By Robert Buchanan

To-Night there is no moon –
How dark and still the sky looks overhead!
I think that we shall have a snow-fall soon,
Walk quicker? Nelly Blair’s your name, you said?
Have you been long in London?

Thirteen days.
I hate it! hate the town, and all its ways!

And I! An ugly place! All bad, all bad!
Hardhearted as a flint, and dull and dark!
Drink is the only comfort to be had;
But drink gets me in trouble always. Hark!
That’s twelve o’clock. Let’s stop a minute, do!
Here, down this quiet street – there’s no one nigh –
Sit on my shawl – I live in Lambeth too,-
We can go home together by-and-by.
How bad your cough is! It will kill you quite
This being out at night.

Kill me? It’s Death who doesn’t hear me call –
‘Tis killing my ownself I fear to do!
If I’d the heart I’d leap off Waterloo
This night, and end it all.

Ah, how you cough! You’d best go home to bed!
Are you in pain? Rise up, and let us go!

O Lord! O Lord! I wish that I was dead!
Look how the air is whitening. It’s the Snow.
How white it looks, how still!

Lean on my arm a little. You are ill!

Come on, come on. How white the streets are growing!
I used to like the fields when it was snowing.
This minds me of old days, and all the fun –
That’s over now, and done –
I’ve seen my brightest days, and now I’m old –
Hark! There’s Saint Clement’s striking ‘one’ –
It’s cold! It’s cold!

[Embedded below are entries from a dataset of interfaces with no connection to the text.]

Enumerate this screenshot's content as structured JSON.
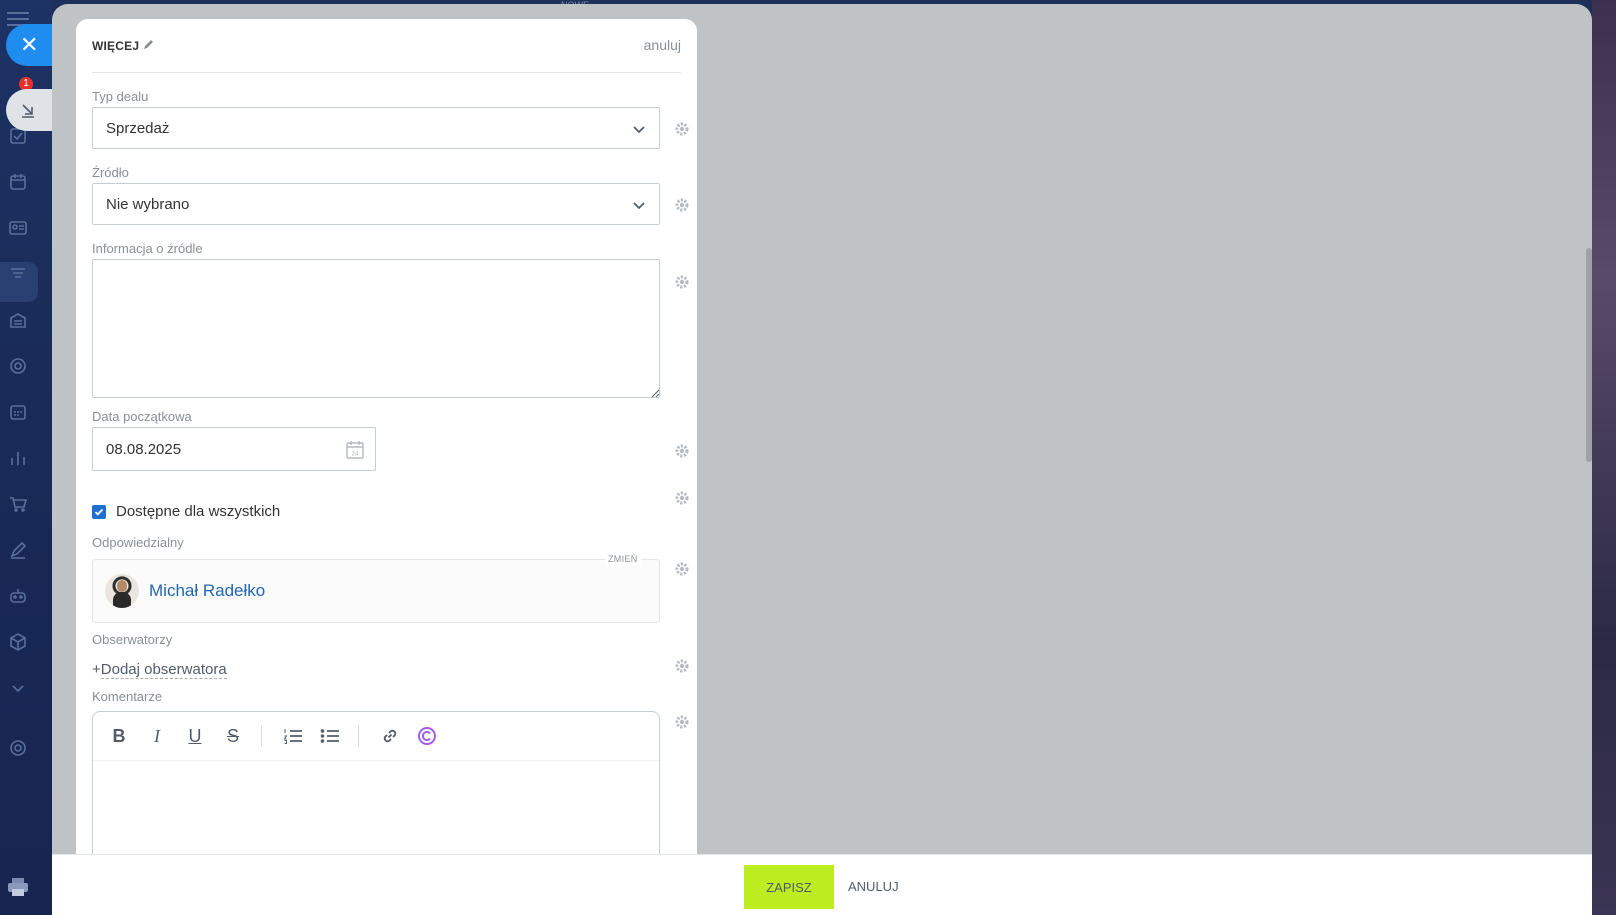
{
  "background_hint": "NOWE",
  "rail": {
    "badge_count": "1"
  },
  "card": {
    "section_title": "WIĘCEJ",
    "cancel_link": "anuluj",
    "deal_type": {
      "label": "Typ dealu",
      "value": "Sprzedaż"
    },
    "source": {
      "label": "Źródło",
      "value": "Nie wybrano"
    },
    "source_info": {
      "label": "Informacja o źródle",
      "value": ""
    },
    "start_date": {
      "label": "Data początkowa",
      "value": "08.08.2025",
      "calendar_day": "24"
    },
    "available_to_all": {
      "label": "Dostępne dla wszystkich",
      "checked": true
    },
    "responsible": {
      "label": "Odpowiedzialny",
      "change_link": "ZMIEŃ",
      "name": "Michał Radełko"
    },
    "watchers": {
      "label": "Obserwatorzy",
      "add_plus": "+",
      "add_label": "Dodaj obserwatora"
    },
    "comments": {
      "label": "Komentarze"
    }
  },
  "footer": {
    "save_label": "ZAPISZ",
    "cancel_label": "ANULUJ"
  },
  "colors": {
    "accent_blue": "#1f8cf0",
    "save_green": "#bbed21",
    "link_blue": "#2067b0",
    "checkbox_blue": "#1f6fd1",
    "copilot_purple": "#a15de8"
  }
}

Victorian poetry is not something I’ve ever delved into, other than that of Edgar Allen Poe when I was a bit younger, but I find the above piece rather touching.

As I said, more Victorian Christmas to follow closer to the season…


  1. Very touching poem. It reminds me that suicides became quite popular on Waterloo Bridge in the 1840's. I'm not sure why this location was and is often chosen, except that the beautiful view from it encompasses so much of London.

  2. Thanks Rosa,
    You're quite right that the most 'popular' (for want of a more appropriate word) bridge in London for suicides was Waterloo, and i'm sure I read somewhere once that in either the year 1840 or 1850, 30 people jumped from it to their death.

    Charles Knight (Who incidentally died in the town I used to live in, wrote compassionately on the subject in his great work 'London':

    "Remember with pain how many unfortunates have stood shivering in those very recesses, taking their last farewell of the world in which they had experienced so much misery. We have no idea, nor do we wish to have, of the entire extent of this dreadful evil, which has of late years given a new and most unhappy kind of celebrity to Waterloo Bridge, but the cases of accomplished and attempted suicide here must have been fearfully numerous."

    Thomas Hood's poem, 'The Bridge of Sighs' may also have contributed to the 'romance' of suicide by leaping from this particular bridge, too perhaps.